Your task:
The entries are to be duplicated exactly, though any picture in them must be omitted.

Extracted records:
******************************

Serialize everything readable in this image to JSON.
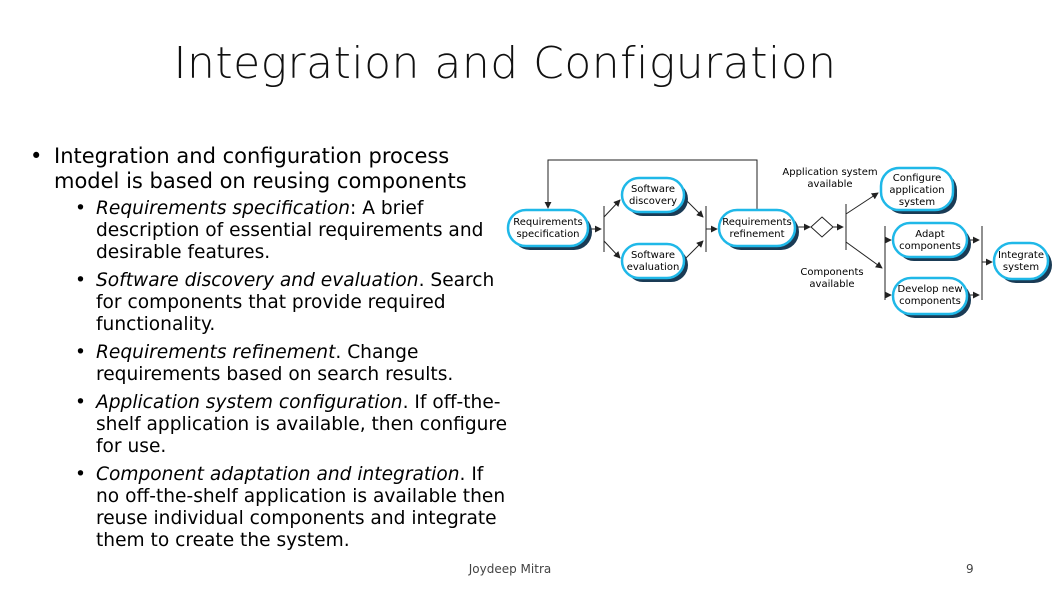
{
  "title": "Integration and Configuration",
  "main_bullet": "Integration and configuration process model is based on reusing components",
  "sub_bullets": [
    {
      "term": "Requirements specification",
      "sep": ": ",
      "text": "A brief description of essential requirements and desirable features."
    },
    {
      "term": "Software discovery and evaluation",
      "sep": ". ",
      "text": "Search for components that provide required functionality."
    },
    {
      "term": "Requirements refinement",
      "sep": ". ",
      "text": "Change requirements based on search results."
    },
    {
      "term": "Application system configuration",
      "sep": ". ",
      "text": "If off-the-shelf application is available, then configure for use."
    },
    {
      "term": "Component adaptation and integration",
      "sep": ". ",
      "text": "If no off-the-shelf application is available then reuse individual components and integrate them to create the system."
    }
  ],
  "diagram": {
    "nodes": {
      "req_spec": [
        "Requirements",
        "specification"
      ],
      "sw_discovery": [
        "Software",
        "discovery"
      ],
      "sw_evaluation": [
        "Software",
        "evaluation"
      ],
      "req_refinement": [
        "Requirements",
        "refinement"
      ],
      "configure_app": [
        "Configure",
        "application",
        "system"
      ],
      "adapt_components": [
        "Adapt",
        "components"
      ],
      "develop_components": [
        "Develop new",
        "components"
      ],
      "integrate_system": [
        "Integrate",
        "system"
      ]
    },
    "labels": {
      "app_available": [
        "Application system",
        "available"
      ],
      "components_available": [
        "Components",
        "available"
      ]
    }
  },
  "footer": {
    "author": "Joydeep Mitra",
    "page": "9"
  }
}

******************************

Answer space:
Serialize everything readable in this image to JSON.
{
  "title": "Integration and Configuration",
  "main_bullet": "Integration and configuration process model is based on reusing components",
  "sub_bullets": [
    {
      "term": "Requirements specification",
      "sep": ": ",
      "text": "A brief description of essential requirements and desirable features."
    },
    {
      "term": "Software discovery and evaluation",
      "sep": ". ",
      "text": "Search for components that provide required functionality."
    },
    {
      "term": "Requirements refinement",
      "sep": ". ",
      "text": "Change requirements based on search results."
    },
    {
      "term": "Application system configuration",
      "sep": ". ",
      "text": "If off-the-shelf application is available, then configure for use."
    },
    {
      "term": "Component adaptation and integration",
      "sep": ". ",
      "text": "If no off-the-shelf application is available then reuse individual components and integrate them to create the system."
    }
  ],
  "diagram": {
    "nodes": {
      "req_spec": [
        "Requirements",
        "specification"
      ],
      "sw_discovery": [
        "Software",
        "discovery"
      ],
      "sw_evaluation": [
        "Software",
        "evaluation"
      ],
      "req_refinement": [
        "Requirements",
        "refinement"
      ],
      "configure_app": [
        "Configure",
        "application",
        "system"
      ],
      "adapt_components": [
        "Adapt",
        "components"
      ],
      "develop_components": [
        "Develop new",
        "components"
      ],
      "integrate_system": [
        "Integrate",
        "system"
      ]
    },
    "labels": {
      "app_available": [
        "Application system",
        "available"
      ],
      "components_available": [
        "Components",
        "available"
      ]
    }
  },
  "footer": {
    "author": "Joydeep Mitra",
    "page": "9"
  }
}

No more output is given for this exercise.